Dorothy is one of the millions of Americans who has diabetic nerve pain. Dorothy was a nurse in the obstetrics and gynecology department of her local hospital for more than 30 years, but her diabetic nerve pain made it difficult for her to continue working with patients. “I had so much pain that I had to get off my feet and moved into a desk role instead of regularly seeing patients, which was a tough sacrifice to make,” she says. “Driving also became difficult for me since the diabetic nerve pain made my feet numb and I couldn’t feel the accelerator. Now, I have hand controls in my car, which enables me to drive and have some independence.”

Diabetic nerve pain can include the following common symptoms: burning or shooting pain, pins and needles, stabbing or jabbing pain, painful tingling, numbness or insensitivity to pain or temperature, and extreme sensitivity to touch, even light touch. These symptoms may go unmentioned during a doctor visit since many people are unaware of the connection of this pain to their diabetes.

For most people like Dorothy, diabetic nerve pain affects the feet, and is sometimes referred to as a sock pattern, as symptoms may be felt at the tips of the toes and then move along through the feet. It can also progress to other extremities, including people’s fingers and hands. “At first, my feet just felt numb.

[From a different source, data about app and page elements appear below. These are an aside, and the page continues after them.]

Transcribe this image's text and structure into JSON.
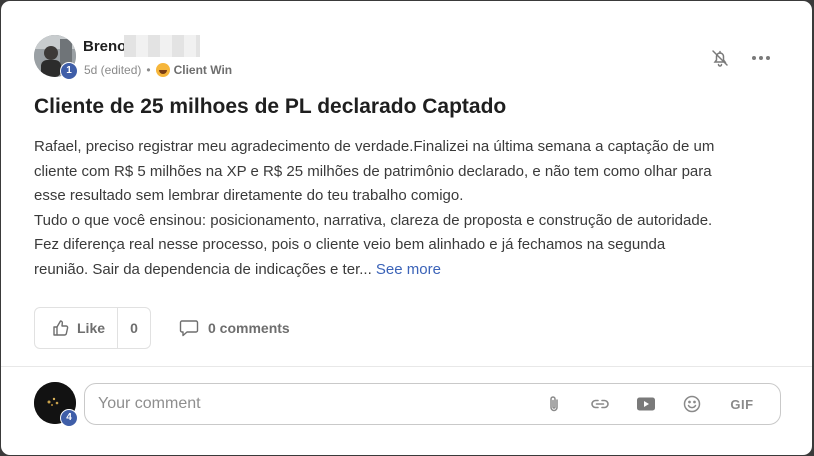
{
  "post": {
    "author_name": "Breno",
    "author_level": "1",
    "meta_time": "5d (edited)",
    "meta_separator": "•",
    "category": "Client Win",
    "title": "Cliente de 25 milhoes de PL declarado Captado",
    "body_lines": [
      "Rafael, preciso registrar meu agradecimento de verdade.Finalizei na última semana a captação de um",
      "cliente com R$ 5 milhões na XP e R$ 25 milhões de patrimônio declarado, e não tem como olhar para",
      "esse resultado sem lembrar diretamente do teu trabalho comigo.",
      "Tudo o que você ensinou: posicionamento, narrativa, clareza de proposta e construção de autoridade.",
      "Fez diferença real nesse processo, pois o cliente veio bem alinhado e já fechamos na segunda",
      "reunião. Sair da dependencia de indicações e ter..."
    ],
    "see_more": "See more"
  },
  "actions": {
    "like_label": "Like",
    "like_count": "0",
    "comments_label": "0 comments"
  },
  "composer": {
    "level": "4",
    "placeholder": "Your comment",
    "gif_label": "GIF"
  },
  "icons": {
    "bell": "bell-off-icon",
    "more": "more-horizontal-icon",
    "like": "thumbs-up-icon",
    "comment": "comment-bubble-icon",
    "attach": "paperclip-icon",
    "link": "link-icon",
    "video": "video-icon",
    "emoji": "emoji-icon"
  }
}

I had a burning and tingling sensation that progressed to a horrible, stabbing pain. It got so bad I felt like I was walking on glass and I couldn't even stand to have sheets over my feet at night,” Dorothy says.

Even as someone who worked in the medical profession for so many years, Dorothy did not realize that the pain she was feeling was different from other types of pain, such as a muscle ache or sprained ankle. She assumed her pain was a result of her working on her feet on a daily basis for so many years. It wasn’t until eight years later, after cycling through a number of doctors, that Dorothy received the correct diagnosis of diabetic nerve pain. “After talking to my doctor, I found a treatment that’s helped me manage my diabetic nerve pain,” says Dorothy.

The pain Dorothy felt may be similar to the experiences of many other Americans who also have diabetic nerve pain. According to results from an online survey of people living with Type I and II diabetes who experienced symptoms of diabetic nerve pain and characterized their pain as seven or higher on a scale of zero to 10, their pain is frequent and intense. Of those, 67 percent reported experiencing symptoms most or all of the time and nearly half said their symptoms were always painful.

Nerve damage due to diabetes is not reversible, but it is important for people to know there are management plans available for diabetic nerve pain. If you think you might have diabetic nerve pain, now’s the time to schedule an appointment with your doctor. Make sure your doctor knows that your pain is the reason for your visit. For more information about diabetic nerve pain, visit